Carrier is following Sam Harris' lead by putting this provocative claim in the title, and — like Harris — doing some philosophy first to analytically reduce moral facts to scientifically-accessible components. So the really controversial steps are philosophical rather than scientific.
I'm familiar with moral philosophy. Give me the short version!
Moral facts are whichever hypothetical imperatives correspond to an individual's deepest desires. Human-universal moral facts exist because all humans share a set of deepest desires. Since science can investigate both hypothetical imperatives and desires, science can discover human-universal moral facts.
What makes 'ought' claims true?
Let's start by looking at conditional 'ought' claims (aka hypothetical imperatives).
If you want to wake up in time for work, you ought to set an alarm clock.So if I really do want to become a doctor and there really is this connection between studying diligently and becoming a doctor, then I really ought to study diligently. Carrier points out that both of these prerequisites are open to scientific investigation. "And wherever both are an empirically demonstrated fact, the imperative they entail is an empirically demonstrated fact."1 This means that science can discover 'ought' facts, not just 'is' facts.
If you want your car to stay put, you ought not park in a tow-away zone.
If you want to become a doctor, you ought to study diligently.
What makes an 'ought' claim a moral 'ought' claim?
The majority view has been that moral 'oughts' are different from the above kind of 'oughts' because they're not conditional on what a person wants. Carrier disagrees on the grounds that any system of imperatives which doesn't line up with what a person most wants can't count as morality, because that person will "have a better reason to do something else instead."2
Instead of viewing morality as something that stands in opposition to our desires, morality has to do with what fulfills our deepest desires. It's just that, sometimes, we're mistaken about what promotes our own deepest desires. "What we really want most, and what will really obtain that, are matters of fact that cannot truly be answered from the armchair. Empirical methods must be deployed to ascertain and verify them. Only science has the best tools to do this."3
Doesn't this make morality an individual thing?
Even if morality is grounded on the individual level, there may still be universal moral facts if some moral facts apply to every individual. (Or at least human-universal moral facts if all humans share some moral facts.) Carrier argues that it's likely all humans have the same set of deepest desires.
"Only if what an individual wants most (when rational and sufficiently informed) is not the same as for everyone else will this not be the case.

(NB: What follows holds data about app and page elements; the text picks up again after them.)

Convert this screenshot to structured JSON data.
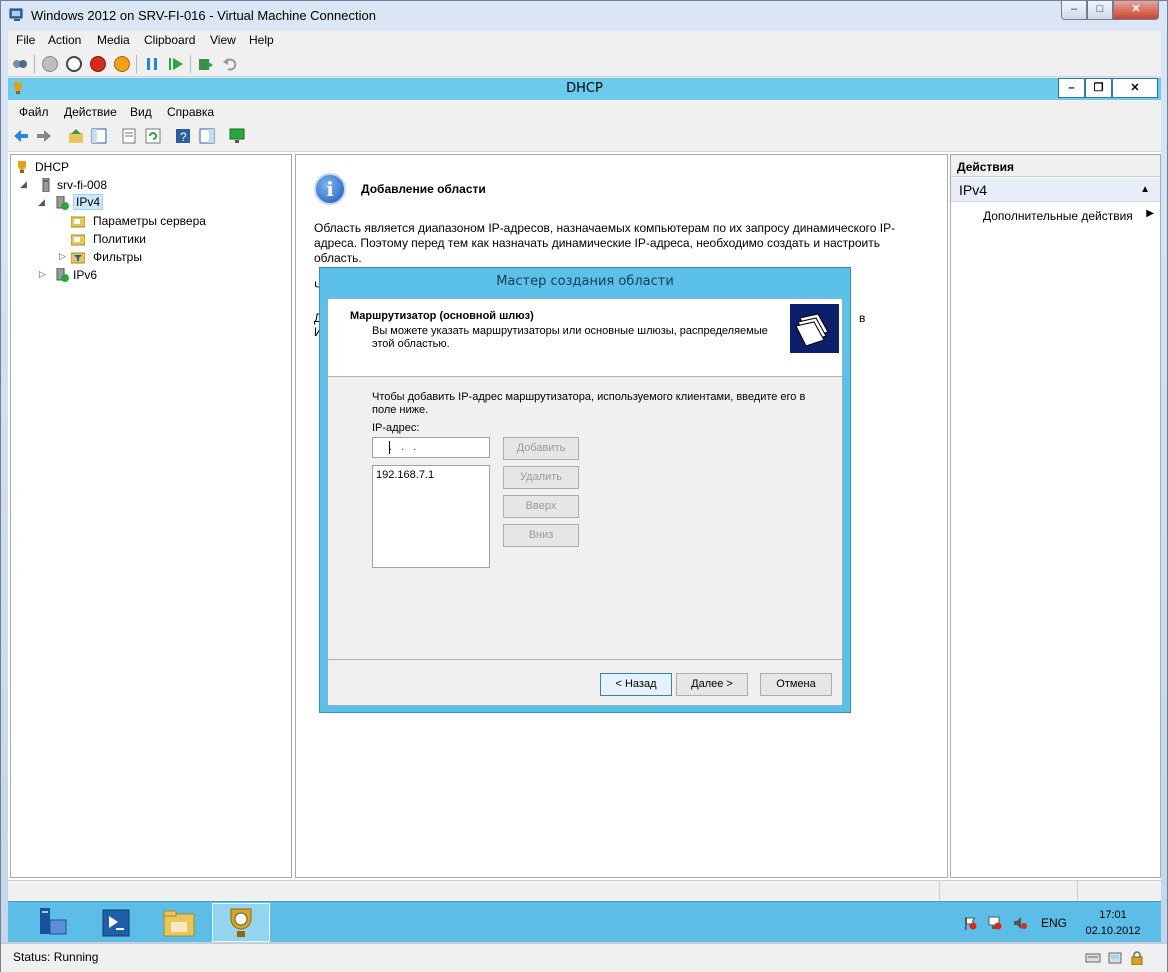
{
  "host_window": {
    "title": "Windows 2012 on SRV-FI-016 - Virtual Machine Connection",
    "menu": [
      "File",
      "Action",
      "Media",
      "Clipboard",
      "View",
      "Help"
    ],
    "status_text": "Status: Running"
  },
  "mmc": {
    "title": "DHCP",
    "menu": [
      "Файл",
      "Действие",
      "Вид",
      "Справка"
    ],
    "tree": {
      "root": "DHCP",
      "server": "srv-fi-008",
      "ipv4": "IPv4",
      "server_options": "Параметры сервера",
      "policies": "Политики",
      "filters": "Фильтры",
      "ipv6": "IPv6"
    },
    "center": {
      "heading": "Добавление области",
      "paragraph": "Область является диапазоном IP-адресов, назначаемых компьютерам по их запросу динамического IP-адреса. Поэтому перед тем как назначать динамические IP-адреса, необходимо создать и настроить область.",
      "frag_ch": "Ч",
      "frag_d": "Д",
      "frag_i": "И",
      "frag_v": "в"
    },
    "actions": {
      "header": "Действия",
      "group": "IPv4",
      "item": "Дополнительные действия"
    }
  },
  "wizard": {
    "title": "Мастер создания области",
    "header_title": "Маршрутизатор (основной шлюз)",
    "header_subtitle": "Вы можете указать маршрутизаторы или основные шлюзы, распределяемые этой областью.",
    "instruction": "Чтобы добавить IP-адрес маршрутизатора, используемого клиентами, введите его в поле ниже.",
    "ip_label": "IP-адрес:",
    "ip_value": ". . .",
    "list_items": [
      "192.168.7.1"
    ],
    "buttons": {
      "add": "Добавить",
      "remove": "Удалить",
      "up": "Вверх",
      "down": "Вниз"
    },
    "nav": {
      "back": "< Назад",
      "next": "Далее >",
      "cancel": "Отмена"
    }
  },
  "taskbar": {
    "language": "ENG",
    "time": "17:01",
    "date": "02.10.2012"
  },
  "colors": {
    "accent": "#5cc1e8",
    "taskbar": "#5cbde6"
  }
}
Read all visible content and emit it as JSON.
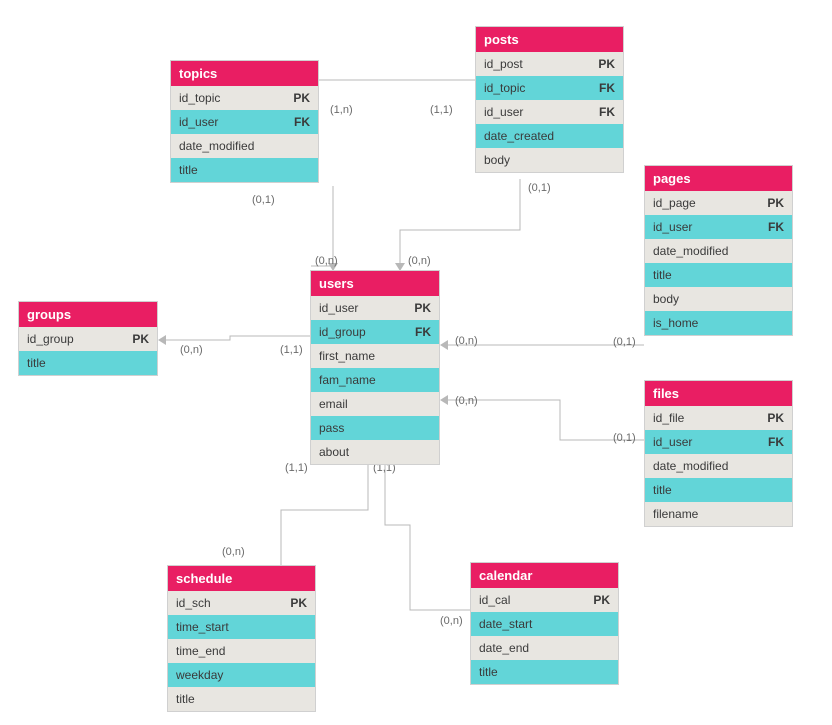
{
  "diagram": {
    "type": "entity-relationship",
    "entities": {
      "topics": {
        "title": "topics",
        "rows": [
          [
            "id_topic",
            "PK"
          ],
          [
            "id_user",
            "FK"
          ],
          [
            "date_modified",
            ""
          ],
          [
            "title",
            ""
          ]
        ]
      },
      "posts": {
        "title": "posts",
        "rows": [
          [
            "id_post",
            "PK"
          ],
          [
            "id_topic",
            "FK"
          ],
          [
            "id_user",
            "FK"
          ],
          [
            "date_created",
            ""
          ],
          [
            "body",
            ""
          ]
        ]
      },
      "pages": {
        "title": "pages",
        "rows": [
          [
            "id_page",
            "PK"
          ],
          [
            "id_user",
            "FK"
          ],
          [
            "date_modified",
            ""
          ],
          [
            "title",
            ""
          ],
          [
            "body",
            ""
          ],
          [
            "is_home",
            ""
          ]
        ]
      },
      "users": {
        "title": "users",
        "rows": [
          [
            "id_user",
            "PK"
          ],
          [
            "id_group",
            "FK"
          ],
          [
            "first_name",
            ""
          ],
          [
            "fam_name",
            ""
          ],
          [
            "email",
            ""
          ],
          [
            "pass",
            ""
          ],
          [
            "about",
            ""
          ]
        ]
      },
      "groups": {
        "title": "groups",
        "rows": [
          [
            "id_group",
            "PK"
          ],
          [
            "title",
            ""
          ]
        ]
      },
      "files": {
        "title": "files",
        "rows": [
          [
            "id_file",
            "PK"
          ],
          [
            "id_user",
            "FK"
          ],
          [
            "date_modified",
            ""
          ],
          [
            "title",
            ""
          ],
          [
            "filename",
            ""
          ]
        ]
      },
      "schedule": {
        "title": "schedule",
        "rows": [
          [
            "id_sch",
            "PK"
          ],
          [
            "time_start",
            ""
          ],
          [
            "time_end",
            ""
          ],
          [
            "weekday",
            ""
          ],
          [
            "title",
            ""
          ]
        ]
      },
      "calendar": {
        "title": "calendar",
        "rows": [
          [
            "id_cal",
            "PK"
          ],
          [
            "date_start",
            ""
          ],
          [
            "date_end",
            ""
          ],
          [
            "title",
            ""
          ]
        ]
      }
    },
    "cardinalities": {
      "topics_posts_left": "(1,n)",
      "topics_posts_right": "(1,1)",
      "topics_users_top": "(0,1)",
      "topics_users_bot": "(0,n)",
      "posts_users_top": "(0,1)",
      "posts_users_bot": "(0,n)",
      "users_groups_left": "(1,1)",
      "users_groups_right": "(0,n)",
      "pages_users_left": "(0,1)",
      "users_pages_right": "(0,n)",
      "files_users_left": "(0,1)",
      "users_files_right": "(0,n)",
      "schedule_users_top": "(1,1)",
      "schedule_users_bot": "(0,n)",
      "calendar_users_top": "(1,1)",
      "calendar_users_bot": "(0,n)"
    }
  }
}
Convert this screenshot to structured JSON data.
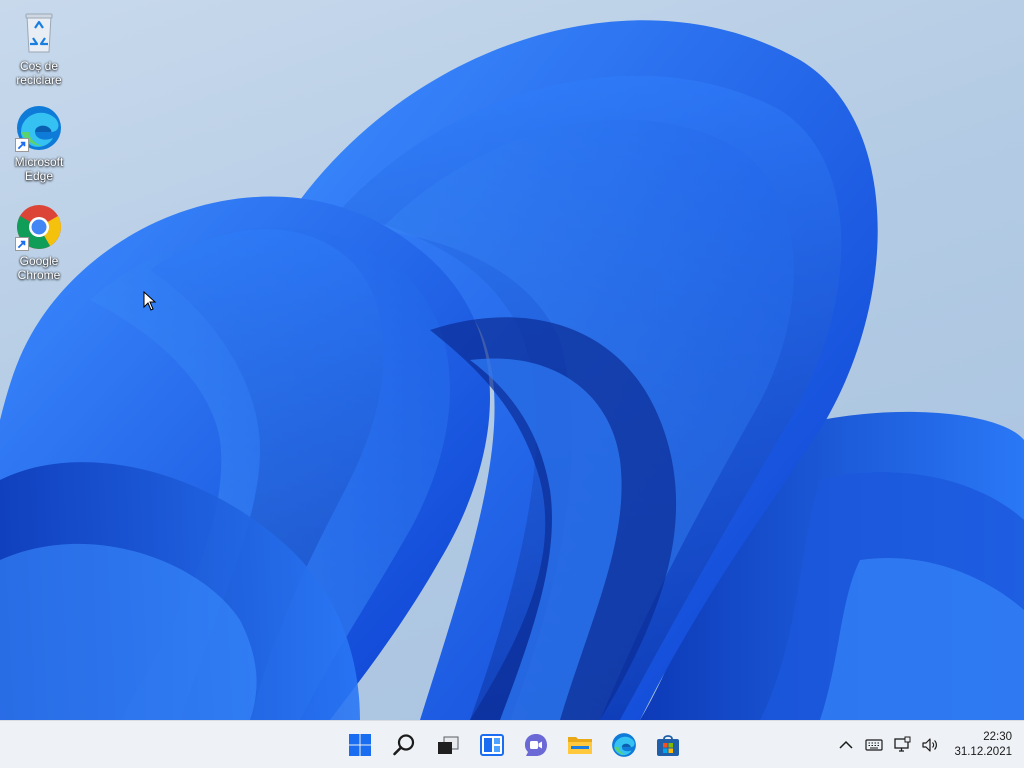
{
  "desktop": {
    "icons": [
      {
        "label": "Coș de\nreciclare",
        "icon": "recycle-bin-icon"
      },
      {
        "label": "Microsoft\nEdge",
        "icon": "edge-icon"
      },
      {
        "label": "Google\nChrome",
        "icon": "chrome-icon"
      }
    ]
  },
  "taskbar": {
    "apps": [
      {
        "name": "start",
        "icon": "windows-logo-icon"
      },
      {
        "name": "search",
        "icon": "search-icon"
      },
      {
        "name": "task-view",
        "icon": "task-view-icon"
      },
      {
        "name": "widgets",
        "icon": "widgets-icon"
      },
      {
        "name": "chat",
        "icon": "teams-chat-icon"
      },
      {
        "name": "file-explorer",
        "icon": "folder-icon"
      },
      {
        "name": "edge",
        "icon": "edge-icon"
      },
      {
        "name": "store",
        "icon": "store-icon"
      }
    ],
    "tray": {
      "icons": [
        "chevron-up-icon",
        "keyboard-icon",
        "network-icon",
        "volume-icon"
      ],
      "time": "22:30",
      "date": "31.12.2021"
    }
  },
  "colors": {
    "accent": "#1a6cf0",
    "wallpaper_bg": "#b3cbe4",
    "taskbar_bg": "#eef1f5"
  }
}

Then, a different set of moral facts will be true for them (yet even then true moral facts still exist, they are just again relative to different groups or individuals.) But that outcome is very improbable for members of the same species."4Carrier's justification for this statement is hard to follow, but it goes something like this:
Humans share many biological facts, and these facts generate a hierarchy of high-order desires that we're stuck with, i.e. we can't just change them without altering our natural humanity. "For example: we all need to eat, breathe, move, think, and cooperate and socialize with a community[....]"5 The way these fundamental desires play out for individuals may differ, but we share our most basic biological needs.

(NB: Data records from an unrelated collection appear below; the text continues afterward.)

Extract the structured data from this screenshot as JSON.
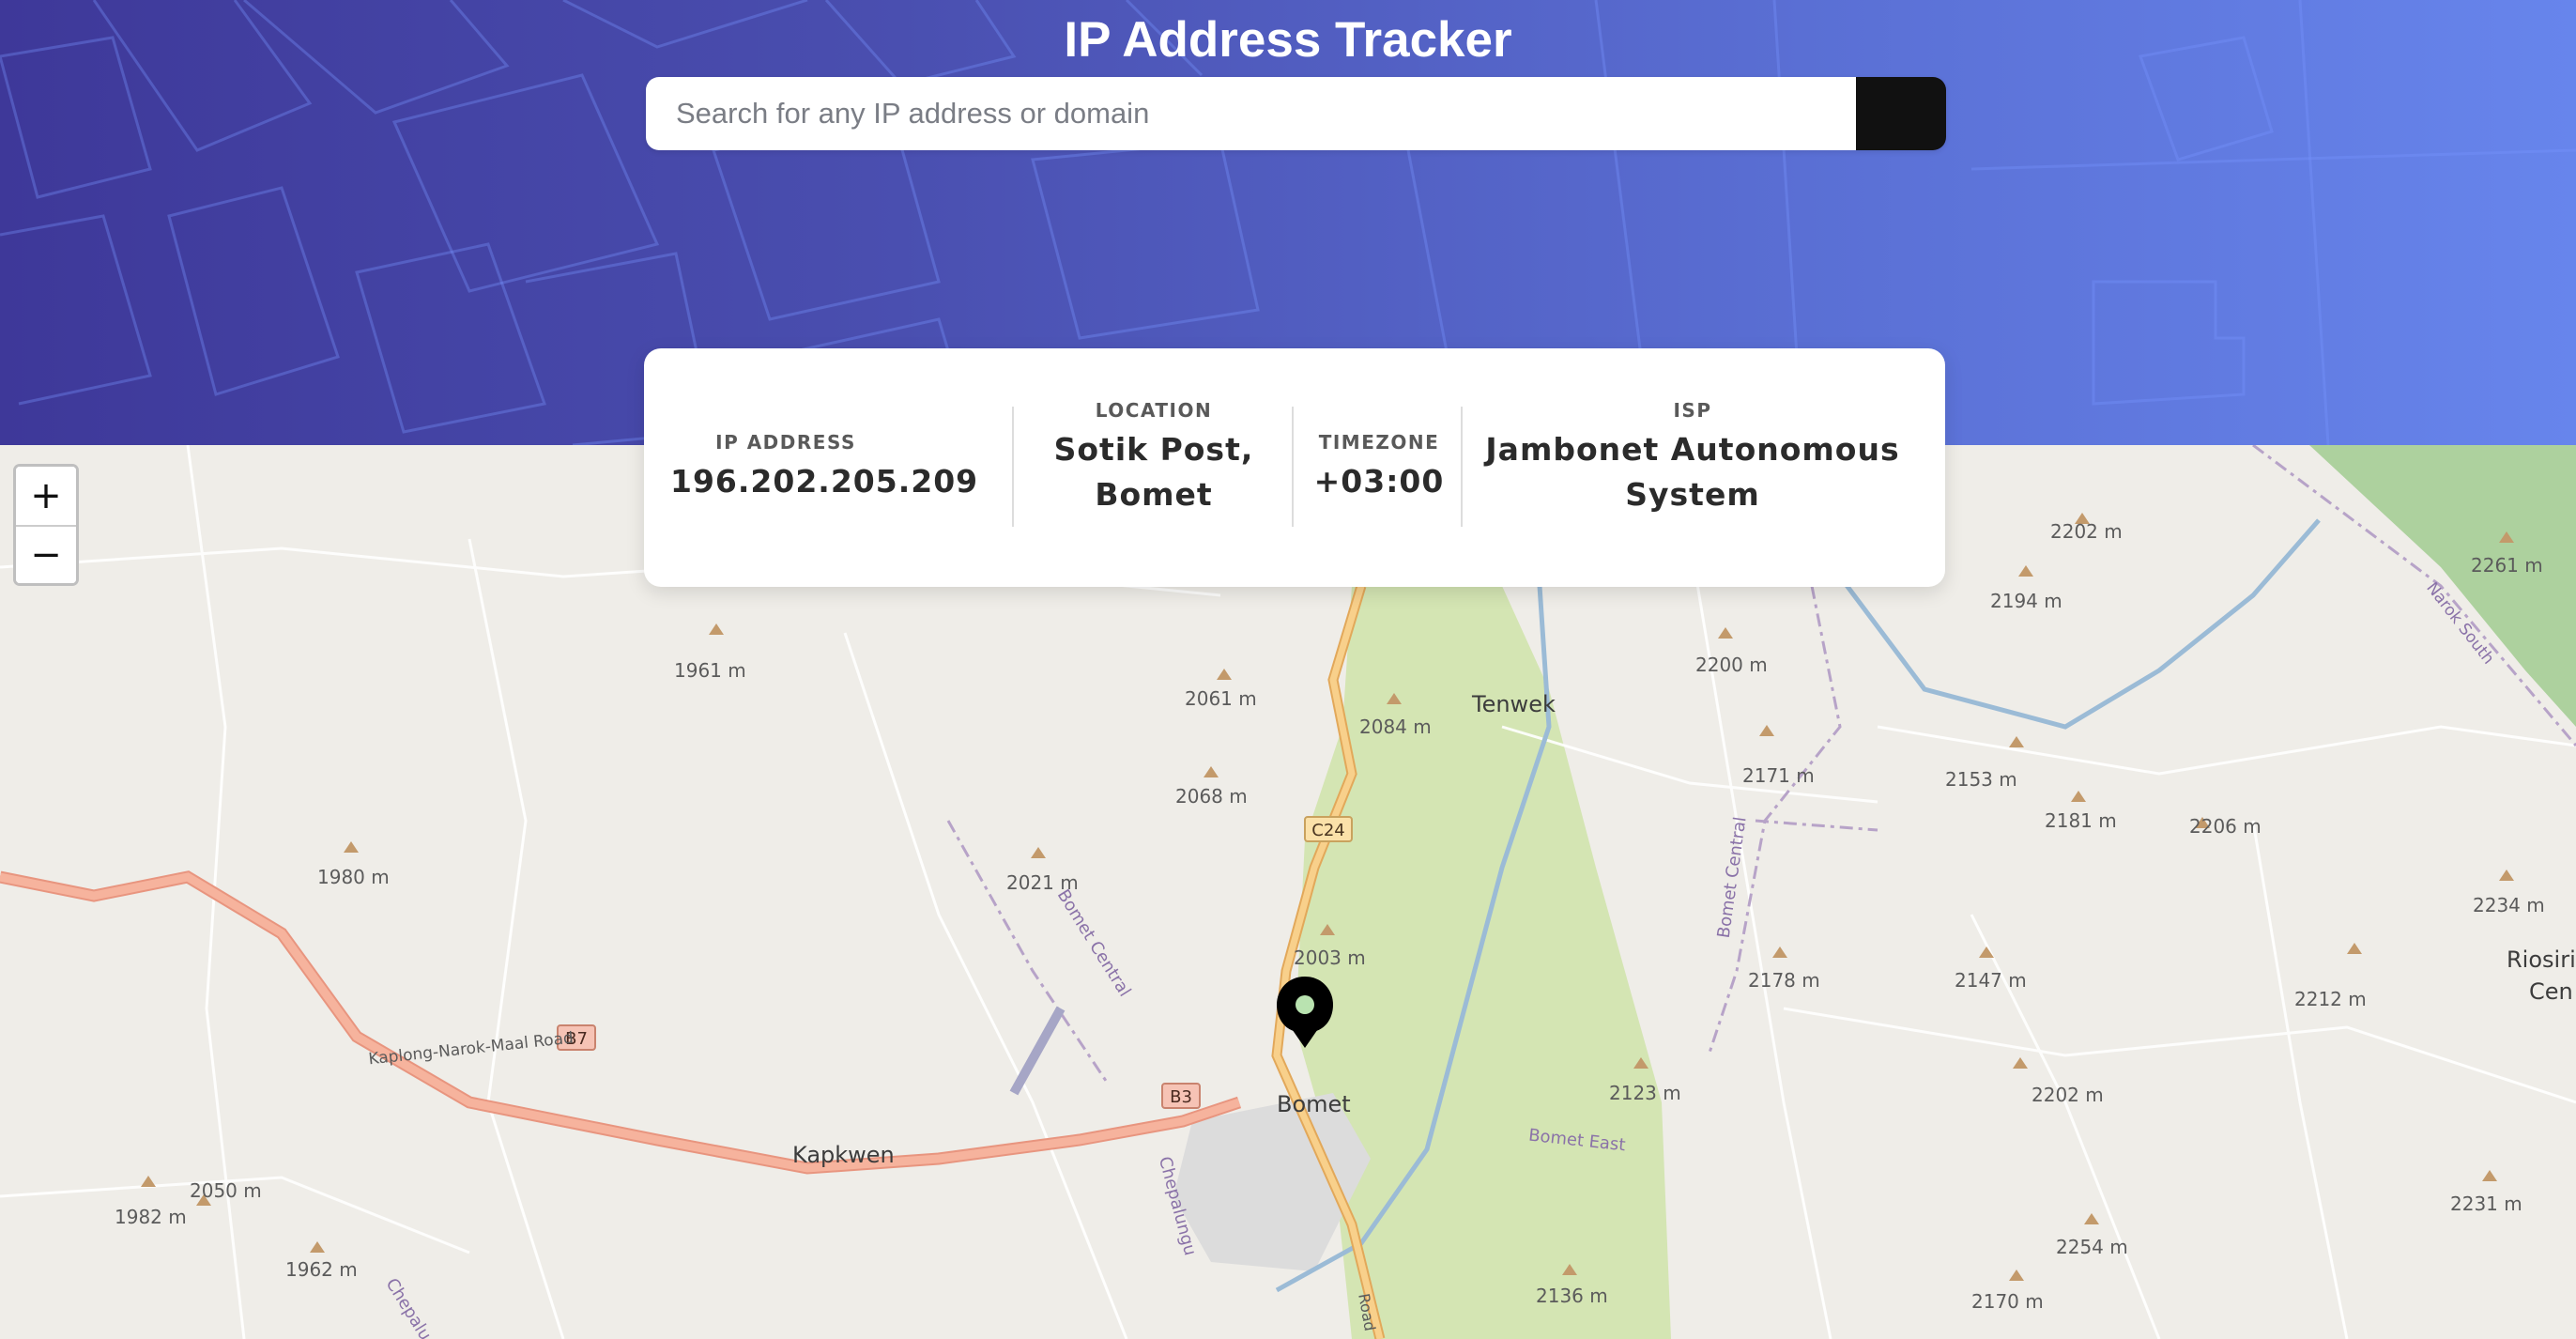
{
  "app": {
    "title": "IP Address Tracker"
  },
  "search": {
    "placeholder": "Search for any IP address or domain",
    "value": ""
  },
  "info": {
    "ip_label": "IP ADDRESS",
    "ip_value": "196.202.205.209",
    "location_label": "LOCATION",
    "location_line1": "Sotik Post,",
    "location_line2": "Bomet",
    "timezone_label": "TIMEZONE",
    "timezone_value": "+03:00",
    "isp_label": "ISP",
    "isp_line1": "Jambonet Autonomous",
    "isp_line2": "System"
  },
  "zoom": {
    "in_label": "+",
    "out_label": "−"
  },
  "map": {
    "places": {
      "tenwek": "Tenwek",
      "bomet": "Bomet",
      "kapkwen": "Kapkwen",
      "riosiri": "Riosiri",
      "cen": "Cen"
    },
    "roads": {
      "b7_shield": "B7",
      "b3_shield": "B3",
      "c24_shield": "C24",
      "b7_name": "Kaplong-Narok-Maal Road",
      "bomet_central_1": "Bomet Central",
      "bomet_central_2": "Bomet Central",
      "bomet_east": "Bomet East",
      "chepalungu_1": "Chepalungu",
      "chepalungu_2": "Chepalu",
      "narok_south": "Narok South",
      "road_label": "Road"
    },
    "peaks": [
      "1961 m",
      "2061 m",
      "2084 m",
      "2068 m",
      "1980 m",
      "2021 m",
      "2003 m",
      "2050 m",
      "1982 m",
      "1962 m",
      "2200 m",
      "2171 m",
      "2153 m",
      "2181 m",
      "2206 m",
      "2178 m",
      "2147 m",
      "2202 m",
      "2194 m",
      "2261 m",
      "2234 m",
      "2212 m",
      "2123 m",
      "2202 m",
      "2254 m",
      "2231 m",
      "2170 m",
      "2136 m"
    ]
  }
}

Biological differences among humans aren't sufficient to change these high-order desires, at least not without extreme genetic mutation.

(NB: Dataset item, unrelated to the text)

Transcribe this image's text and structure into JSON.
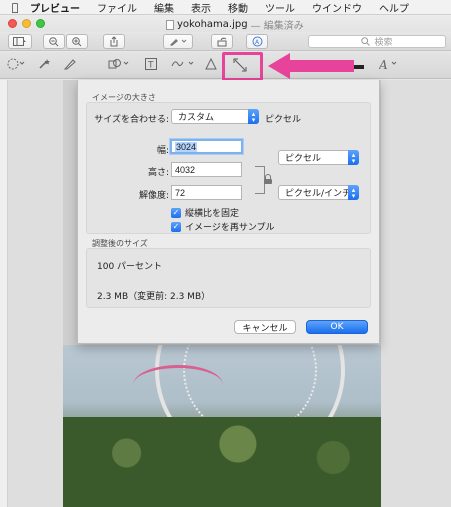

Environmental differences only make a difference in how our fundamental human desires play out. Same algorithm; different results. If I had lived life in your shoes, I would want most the things you want most.
So, ultimately, only our shared human biology determines our high-order/foundational/deepest desires, which in turn determine what is morally right for all of us in general terms, and what is right for each of us when applied to our individual situations. To use one of Carrier's examples, we all have fundamental desires to eat and to avoid pointless harm, which might make it morally right for me to eat strawberries but morally right for you to avoid eating strawberries because you're allergic to them; we're both following the same basic imperatives of eating and avoiding pointless harm, which means there is no real difference in moral facts here.
To review, Carrier believes moral facts are open to scientific inquiry because his metaethics reduce moral facts to facts about the effectiveness of means to ends (hypothetical imperatives) and psychology (what a person most fundamentally desires). This would be enough to explain how moral facts "naturally exist" and how "science could find them," but he goes one step farther and argues that humanity shares one set of moral facts.
Carrier's chapter is followed by an appendix containing, as he puts it: "formal deductive proofs of every one of these conclusions, fully verifying that they are necessarily true."6 I appreciate his boldness! Still, I disagree with his moral philosophy at several points, as I will explain in the next post [which is here, but only covers one point of disagreement].
1. Carrier, R. (2011). Moral facts naturally exist (and science could find them). In Loftus, J.W. (Ed.), The end of christianity (pp. 333-358). Amherst, New York: Prometheus Books. p. 335
2. ibid. p. 343
3. ibid. p. 342
4. ibid. p. 351
5. ibid. p. 352
6. ibid. p. 334